**What is expected**. An exact reproduction of all the data is needed, with no images in it.

(Web page and app entries)
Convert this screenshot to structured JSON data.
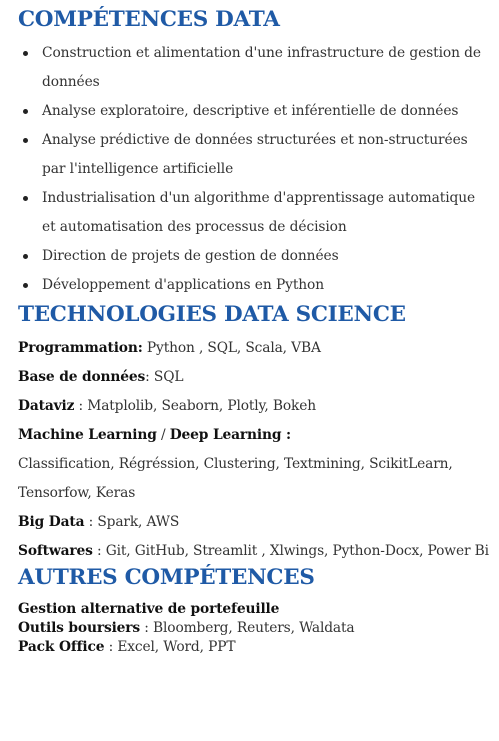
{
  "sections": {
    "competences": {
      "title": "COMPÉTENCES DATA",
      "items": [
        "Construction et alimentation d'une infrastructure de gestion de données",
        "Analyse exploratoire, descriptive et inférentielle de données",
        "Analyse prédictive de données structurées et non-structurées  par l'intelligence artificielle",
        "Industrialisation d'un algorithme d'apprentissage automatique et automatisation des processus de décision",
        "Direction de projets de gestion de données",
        "Développement d'applications en Python"
      ]
    },
    "technologies": {
      "title": "TECHNOLOGIES DATA SCIENCE",
      "programmation": {
        "label": "Programmation:",
        "value": " Python , SQL, Scala, VBA"
      },
      "bdd": {
        "label": "Base de données",
        "value": ": SQL"
      },
      "dataviz": {
        "label": "Dataviz",
        "value": " : Matplolib, Seaborn, Plotly, Bokeh"
      },
      "ml": {
        "label_ml": "Machine Learning",
        "separator": " / ",
        "label_dl": "Deep Learning :",
        "value": "Classification, Régréssion, Clustering, Textmining, ScikitLearn, Tensorfow, Keras"
      },
      "bigdata": {
        "label": "Big Data",
        "value": " : Spark, AWS"
      },
      "softwares": {
        "label": "Softwares",
        "value": " : Git, GitHub, Streamlit , Xlwings, Python-Docx, Power Bi"
      }
    },
    "autres": {
      "title": "AUTRES COMPÉTENCES",
      "gestion": {
        "label": "Gestion alternative de portefeuille"
      },
      "outils": {
        "label": "Outils boursiers",
        "value": " : Bloomberg, Reuters, Waldata"
      },
      "pack": {
        "label": "Pack Office",
        "value": " : Excel, Word, PPT"
      }
    }
  },
  "colors": {
    "heading": "#1f5aa6",
    "text": "#333333"
  }
}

**Result of the exercise**.
Convert this screenshot to structured JSON data.
{
  "sections": {
    "competences": {
      "title": "COMPÉTENCES DATA",
      "items": [
        "Construction et alimentation d'une infrastructure de gestion de données",
        "Analyse exploratoire, descriptive et inférentielle de données",
        "Analyse prédictive de données structurées et non-structurées  par l'intelligence artificielle",
        "Industrialisation d'un algorithme d'apprentissage automatique et automatisation des processus de décision",
        "Direction de projets de gestion de données",
        "Développement d'applications en Python"
      ]
    },
    "technologies": {
      "title": "TECHNOLOGIES DATA SCIENCE",
      "programmation": {
        "label": "Programmation:",
        "value": " Python , SQL, Scala, VBA"
      },
      "bdd": {
        "label": "Base de données",
        "value": ": SQL"
      },
      "dataviz": {
        "label": "Dataviz",
        "value": " : Matplolib, Seaborn, Plotly, Bokeh"
      },
      "ml": {
        "label_ml": "Machine Learning",
        "separator": " / ",
        "label_dl": "Deep Learning :",
        "value": "Classification, Régréssion, Clustering, Textmining, ScikitLearn, Tensorfow, Keras"
      },
      "bigdata": {
        "label": "Big Data",
        "value": " : Spark, AWS"
      },
      "softwares": {
        "label": "Softwares",
        "value": " : Git, GitHub, Streamlit , Xlwings, Python-Docx, Power Bi"
      }
    },
    "autres": {
      "title": "AUTRES COMPÉTENCES",
      "gestion": {
        "label": "Gestion alternative de portefeuille"
      },
      "outils": {
        "label": "Outils boursiers",
        "value": " : Bloomberg, Reuters, Waldata"
      },
      "pack": {
        "label": "Pack Office",
        "value": " : Excel, Word, PPT"
      }
    }
  },
  "colors": {
    "heading": "#1f5aa6",
    "text": "#333333"
  }
}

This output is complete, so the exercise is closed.